Mr. Polley did learn that the Territorial Court seal was strikingly similar to the present Supreme Court seal, with two notable exceptions. First, a seated Goddess of Justice appears in both seals, but in the Territorial version the eagle faces away from her. Second, the Goddess in the Territorial seal is seated on a bale of cotton, whereas in the present seal she is seated on a block of stone. The use of a cotton bale undoubtedly reflects the importance of cotton to Florida's early economy.
The present seal was officially adopted in 1950, and is the one set into the floor immediately beneath the Court rotunda. As in all prior seals, the official motto is the Latin phrase Sat Cito Si Recte (pronounced as saht see-to see rayk- tay), which means "Soon enough if done rightly." The phrase indicates the importance of taking the time necessary to reach the correct result.
In the seal the Goddess of Justice is the Greek goddess Themis. She is blindfolded to symbolize the impartiality of the law, and she carries the scales of justice in one hand and the avenging sword in the other. The letter "F" carved into the stone behind the Goddess symbolizes Florida. The eagle has been interpreted as the power of justice ruling the world.
There has been much debate over the significance of the eighteen stars above the Goddess. Some have speculated that they mean nothing. One possible explanation, however, is that they symbolize Themis' daughter, the virgin goddess Astraea, whose constellation in the night sky is known as Virgo.

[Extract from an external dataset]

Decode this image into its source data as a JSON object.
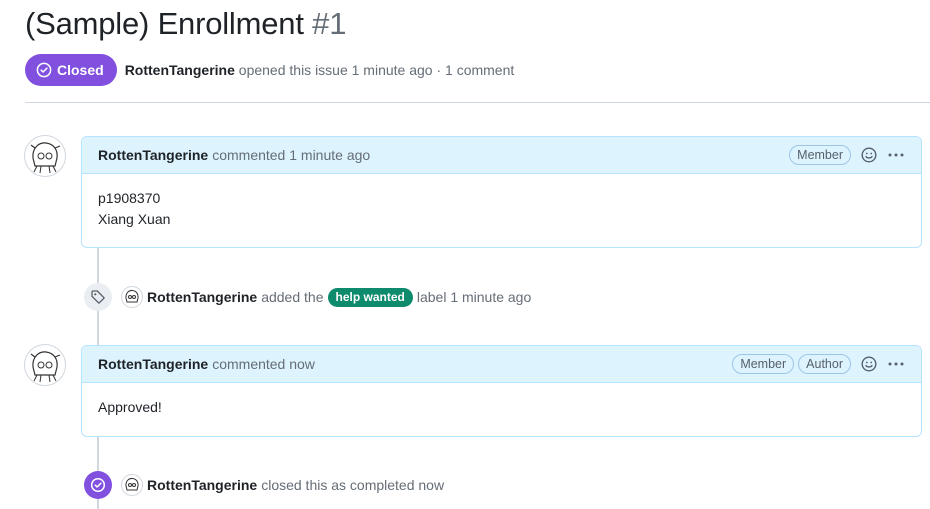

To the Greeks, Astraea symbolized innocent justice, which was thought to have prevailed on the earth during the Golden Age. When sin entered the world, the Greeks believed, Astraea was removed from the earth and placed in the heavens as the constellation Virgo -- the virgin -- an eternal reminder of the innocent justice humankind had lost.